Healthcare IT solutions have revolutionised modern healthcare. Take for example medical imaging – every year millions of patients undergo ultrasounds, MRIs and EX-Rays safely. These procedures create images that form the pivotal pillar of diagnosis. Doctors use the images to make decisions about illnesses and diseases of every kind.
Brief History And Definition Of Medical Imaging
In basic terms, medical imaging is the usage of physics application and some biochemistry to get a visual representation of the anatomy and biology of a living thing. It is believed that the first X-Ray was taken around 1895. Since then, we have progressed from blurry pictures that can hardly help medical professionals in making decisions to being capable of calculating the effects of oxygenation in the brain.
At present, the understanding of the diseases that ravage a human body has been increased exponentially because the field of medical imaging has gone a paradigm shift. But not all technological advancements are able to translate to daily clinical practices. We take one such improvement – image analysis technology – and explain how it can be utilised in getting more data from medical images.
What is Image Analysis Technology?
When a computer is employed to study a medical image, it is known as image analysis technology. They are popular because a computer system is not handicapped by the biases of a human such as optical illusions and previous experience. When a computer examines an image, it doesn’t see it as a visual component. The picture is translated to digital information where every pixel of it is equivalent to a biophysical property.
The computer system uses an algorithm or program to find set patterns in the image and then diagnose the condition. The entire procedure is lengthy and not always accurate because the one feature across the picture doesn’t necessarily signify the same disease every time.
Using Machine Learning To Advance Image Analysis
A unique strategy for solving this issue related to medical imaging is machine learning.
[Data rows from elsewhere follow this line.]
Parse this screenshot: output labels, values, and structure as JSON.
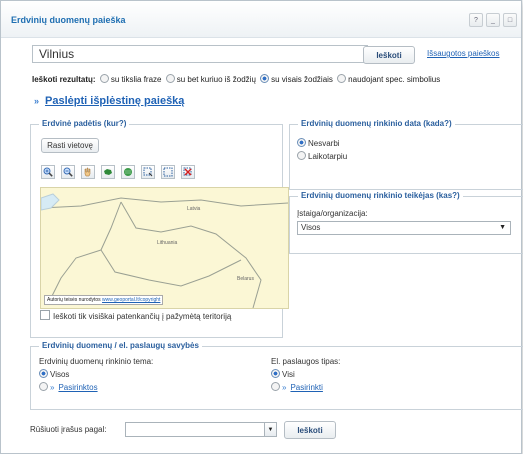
{
  "window": {
    "title": "Erdvinių duomenų paieška",
    "buttons": [
      "?",
      "_",
      "□"
    ]
  },
  "search": {
    "value": "Vilnius",
    "button_label": "Ieškoti",
    "saved_link": "Išsaugotos paieškos"
  },
  "results": {
    "label": "Ieškoti rezultatų:",
    "options": [
      "su tikslia fraze",
      "su bet kuriuo iš žodžių",
      "su visais žodžiais",
      "naudojant spec. simbolius"
    ],
    "selected_index": 2
  },
  "toggle": {
    "label": "Paslėpti išplėstinę paiešką"
  },
  "location": {
    "legend": "Erdvinė padėtis (kur?)",
    "find_button": "Rasti vietovę",
    "map_labels": [
      "Latvia",
      "Lithuania",
      "Belarus"
    ],
    "credit_text": "Autorių teisės nurodytos",
    "credit_link": "www.geoportal.lt/copyright",
    "full_only_label": "Ieškoti tik visiškai patenkančių į pažymėtą teritoriją",
    "tools": [
      "zoom-in-icon",
      "zoom-out-icon",
      "pan-hand-icon",
      "lithuania-map-icon",
      "globe-icon",
      "select-area-icon",
      "select-rectangle-icon",
      "clear-selection-icon"
    ]
  },
  "date": {
    "legend": "Erdvinių duomenų rinkinio data (kada?)",
    "options": [
      "Nesvarbi",
      "Laikotarpiu"
    ],
    "selected_index": 0
  },
  "provider": {
    "legend": "Erdvinių duomenų rinkinio teikėjas (kas?)",
    "label": "Įstaiga/organizacija:",
    "value": "Visos"
  },
  "properties": {
    "legend": "Erdvinių duomenų / el. paslaugų savybės",
    "theme_label": "Erdvinių duomenų rinkinio tema:",
    "theme_all": "Visos",
    "theme_choose": "Pasirinktos",
    "service_label": "El. paslaugos tipas:",
    "service_all": "Visi",
    "service_choose": "Pasirinkti"
  },
  "sort": {
    "label": "Rūšiuoti įrašus pagal:",
    "value": "",
    "button_label": "Ieškoti"
  }
}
Machine learning is a kind of artificial intelligence that gives a computer to skill to learn from provided data without being overtly programmed. In other words: A machine is given different types of x-rays and MRIs
- It finds the correct patterns in them
- Then it learns to note the ones that have medical importance
The more data the computer is provided, the better its machine learning algorithm becomes. Fortunately, in the world of healthcare there is no shortage of medical images. Utilising them can make it possible to put into application image analysis at a general level. To further comprehend how machine learning and image analysis are going to transform healthcare practices, let’s take a look at two examples.
- Example 1:
Imagine an individual goes to a trained radiologist with their medical images. That radiologist has never encountered a rare disease that the individual has. The chances of the medical practitioners correctly diagnosing it are a bare minimum. Now, if the radiologist had access to machine learning the rare condition could be identified easily. The reason for it is that the image analysing algorithm could connect to pictures from all over the world and then develop a program that spots the condition.
- Example 2:
Another real-life application of AI-based image analysis is the measuring the effect of chemotherapy. Right now, a medical professional has to compare a patient’s images to those of others to find out if the therapy has given positive results. This is a time-consuming process. On the other hand, machine learning can tell in a matter of seconds if the cancer treatment has been effective by calculating the size of cancerous lesions. It can also compare the patterns within them with those of a baseline and then provide results.
The day when medical image analysis technology is as typical as Amazon recommending you which item to purchase next based on your buying history is not far. The benefits of it are not only lifesaving but extremely economical too. With every patient data we add on to image analysis programs, the algorithm becomes faster and more precise.
Not All Is Rosy
There is no denying that the benefits of machine learning in image analysis are numerous, but there are some difficulties too. A few obstacles that need to be crossed before it can see widespread use are:
- The patterns that a computer sees might not be understood by humans.
- The selection process of algorithms is at a nascent stage. It is still unclear on what should be considered essential and what not.
- How safe is it to use a machine to diagnose?
- Is it ethical to use machine learning and are there any legal ramifications of it?
- What happens is the algorithm misses a tumour, or it incorrectly identifies a condition? Who is considered responsible for the error?
- Is it the duty of the doctor to inform the patient of all the abnormalities that the algorithm identified, even if there is no treatment required for them?
A solution to all these questions needs to be found before the technology can be appropriated in real -life.